Hacking can be appear a fairly harmless, often glamorised on TV and in films with the struggling hero trying to obtain a critical piece of information from a faceless organisation in order to solve a crime or to prevent a disaster.
In reality, hacking can cause tremendous harm; from damaging reputations, causing financial loss, threatening jobs and more. Increasingly and more and more people are becoming victims of hacking they are looking to the law to help protect them and punish hackers for their crimes.
Helps protect individuals and companies from being hacked for the purposes of fraud.
Controls how personal information is used by organisations, businesses and the government. Everyone responsible for holding data about others has to follow certain principals and obligations.
Helps provide protection from others who may try to intercept your communications and what can be sent through a communications network/
This covers accessing material for which the 'hacker' has no permission to access. By definition, if someone accesses material for which they haven't received permission to 'see' then they are breaking the law. All that is required, is for the user to know that they haven't been given permission.
Computer material covers all information and programs on any device capable of storing and processing information. So it covers all phones, tablets, laptops, desktops, internet servers, mini and mainframe computers.
This section covers all those instances where hackers will try to access unauthorised material to gain further information that will help them commit further offences. For example, stealing credit information from a computer so that they obtain money from your bank account, or getting details and placing online orders in your name and getting them delivered elsewhere.
Hackers who do this, not only break the Computer Misuse Act, but can also be charged with:-
This covers those cases where someone has introduced a change to a computer system, that prevents or hinders access to programs or data, or affects it's reliability or introduced a program or data without permission. To be found guilty someone has to:-
This section of the law is specifically aims at those who plant viruses, Trojans or other malware on specific computer systems.
Everyone who uses personal data has to agree to abide by certain principles. First though, there are two important distinctions.
The Data controller has to:-
In short, you can't just keep information on anyone without a reason, to be used for any purpose you like for as along as you like and let anyone else see it just because they want to and not worry about whether its accurate.
As a Data Subject, you have the right to:-
Unsurprisingly, there are a few organisations who are exempt from the Data Protection Act especially when the information is about:-
And to add an element of mystery, the organisation doesn't have to say why they are withholding the information.
While the Computer Misuse Act provides legal protection from people trying to change the way computer devices work or use them as part of another crime and the Data Protection Act provides protection for your personal data, this act provides legal protection for your wireless network channel and the content of messages passed on line. In particular, it provides protection against:-
The last two categories are used to provide protection against Cyber-bullying and trolls.
This is the offence of using someone else's WiFi connection without permission, like your neighbour's. Using free WiFi in coffee shops can assume they've been granted permission by the WiFi owner.
This provides legal protection against receiving threats online, particularly on social media where people mistakenly assume they are free to say anything they like without fear of retribution. As well as a protection against cyber-bullying it also represents an attempt to tackle 'trolling' or the act of posting offensive comments to deliberately cause offense.

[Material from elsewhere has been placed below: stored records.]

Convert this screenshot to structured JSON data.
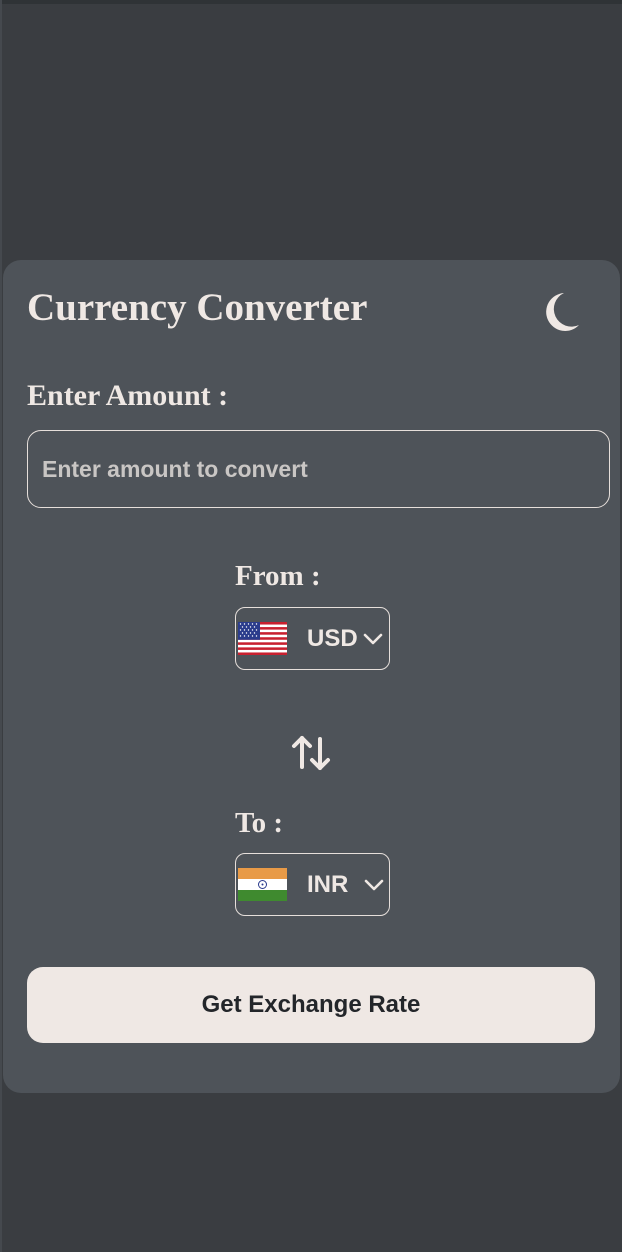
{
  "app": {
    "title": "Currency Converter",
    "theme_toggle_icon": "moon-icon"
  },
  "amount": {
    "label": "Enter Amount :",
    "value": "",
    "placeholder": "Enter amount to convert"
  },
  "from": {
    "label": "From :",
    "currency": "USD",
    "flag": "us-flag-icon"
  },
  "swap": {
    "icon": "swap-arrows-icon"
  },
  "to": {
    "label": "To :",
    "currency": "INR",
    "flag": "india-flag-icon"
  },
  "action": {
    "label": "Get Exchange Rate"
  },
  "colors": {
    "background": "#3a3d41",
    "card": "#4e5359",
    "text": "#efe8e4",
    "button_bg": "#efe8e4",
    "button_text": "#23262a"
  }
}
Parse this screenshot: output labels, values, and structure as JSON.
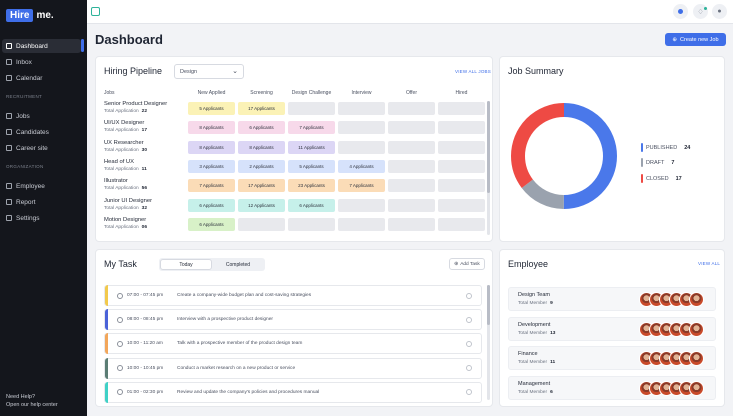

Sending offensive and indecent images is now an offence, especially sharing them on social media, perhaps for revenge purposes in order to embarrass or humiliate.
If you don't feel confident in meeting any of these performance criteria, ask your teacher or re-read the information again.